___ INFORMATION SUPPLIED ___

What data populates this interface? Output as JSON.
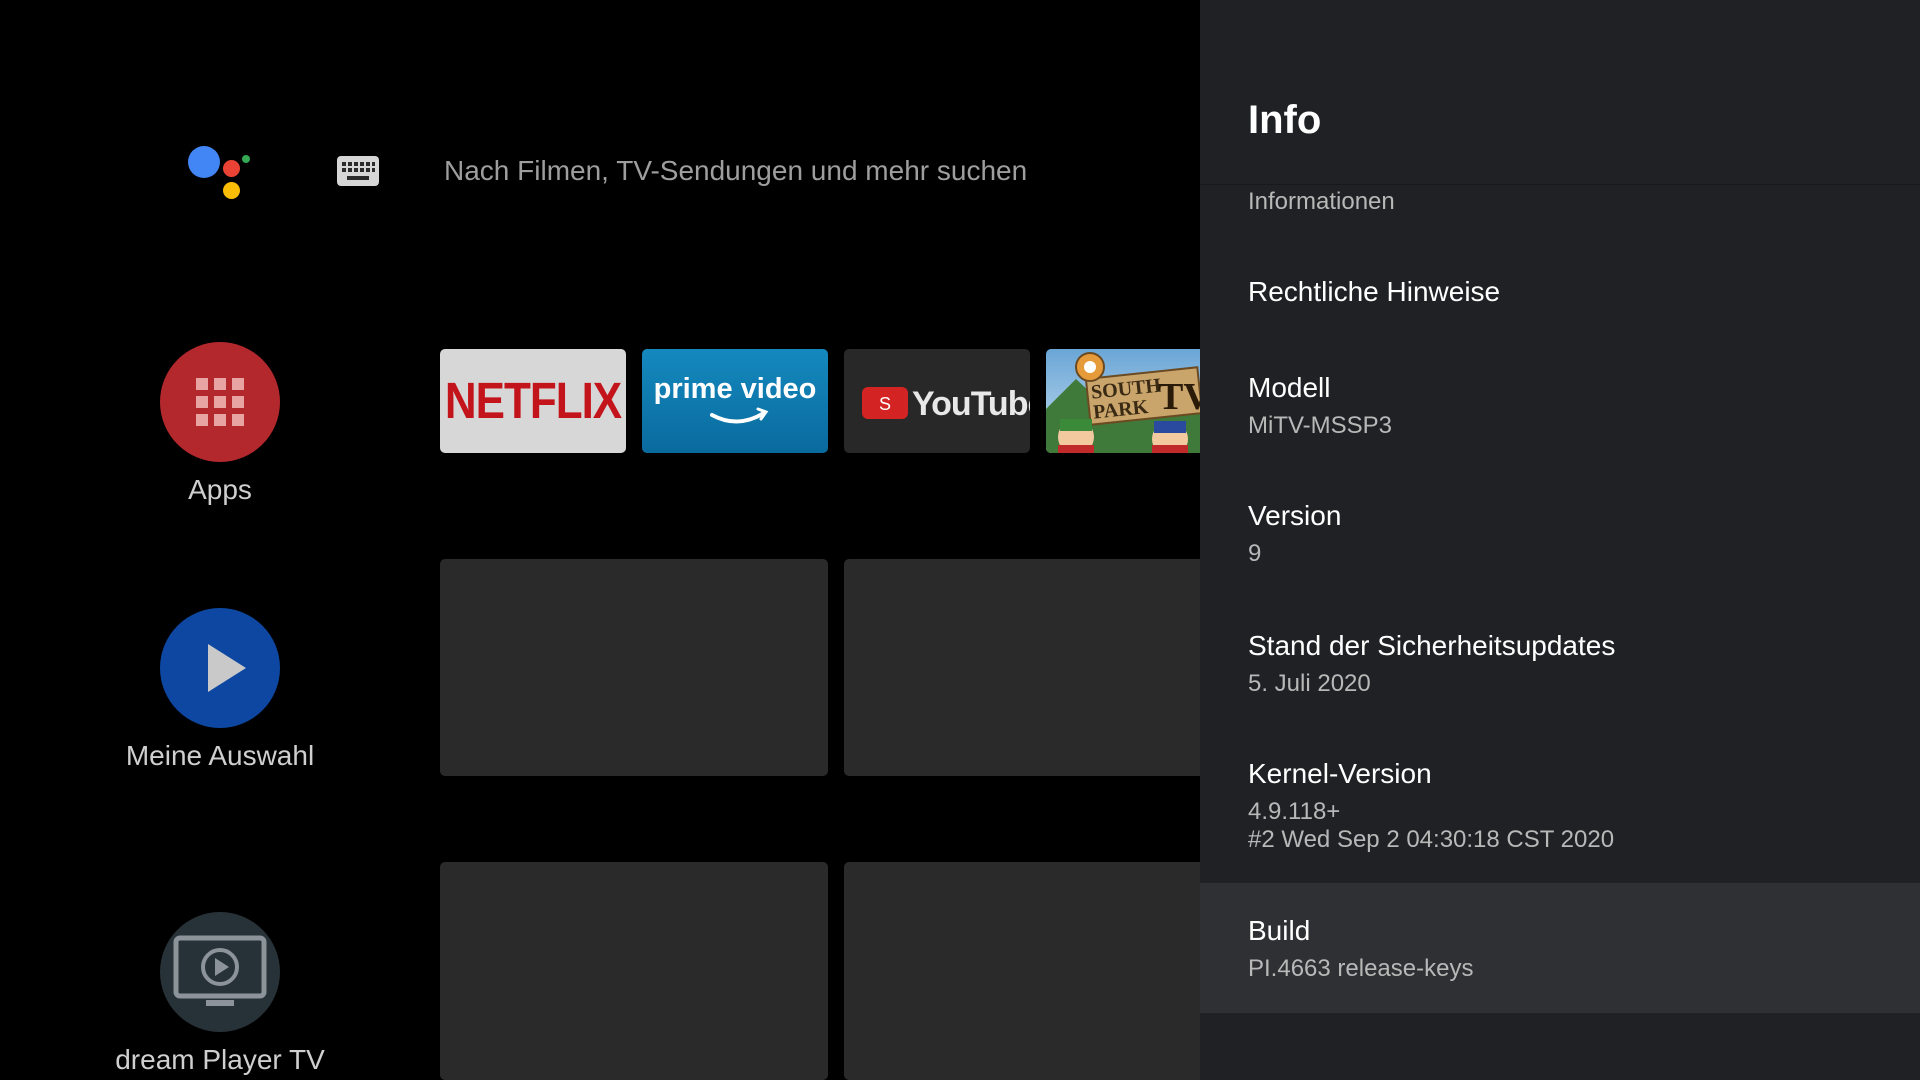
{
  "search": {
    "placeholder": "Nach Filmen, TV-Sendungen und mehr suchen"
  },
  "sidebar": {
    "items": [
      {
        "label": "Apps",
        "color": "#b3282d",
        "icon": "grid-icon"
      },
      {
        "label": "Meine Auswahl",
        "color": "#0d47a1",
        "icon": "play-icon"
      },
      {
        "label": "dream Player TV",
        "color": "#263238",
        "icon": "monitor-play-icon"
      }
    ]
  },
  "apps_row": [
    {
      "label": "NETFLIX",
      "bg": "#d7d7d7",
      "color": "#c4141b"
    },
    {
      "label": "prime video",
      "bg": "#0f7cb0",
      "color": "#ffffff"
    },
    {
      "label": "YouTube",
      "bg": "#282828",
      "color": "#ffffff"
    },
    {
      "label": "SOUTH PARK",
      "label2": "TV",
      "bg": "#6aa6d6",
      "color": "#3a2a14"
    }
  ],
  "panel": {
    "title": "Info",
    "partial_item": "Informationen",
    "items": [
      {
        "title": "Rechtliche Hinweise"
      },
      {
        "title": "Modell",
        "value": "MiTV-MSSP3"
      },
      {
        "title": "Version",
        "value": "9"
      },
      {
        "title": "Stand der Sicherheitsupdates",
        "value": "5. Juli 2020"
      },
      {
        "title": "Kernel-Version",
        "value": "4.9.118+",
        "value2": "#2 Wed Sep 2 04:30:18 CST 2020"
      },
      {
        "title": "Build",
        "value": "PI.4663 release-keys"
      }
    ]
  },
  "colors": {
    "background": "#000000",
    "panel": "#202124",
    "selected_row": "#2f3033",
    "card": "#2a2a2a"
  }
}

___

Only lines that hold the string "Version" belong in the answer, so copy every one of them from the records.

        "title": "Version",
        "title": "Kernel-Version",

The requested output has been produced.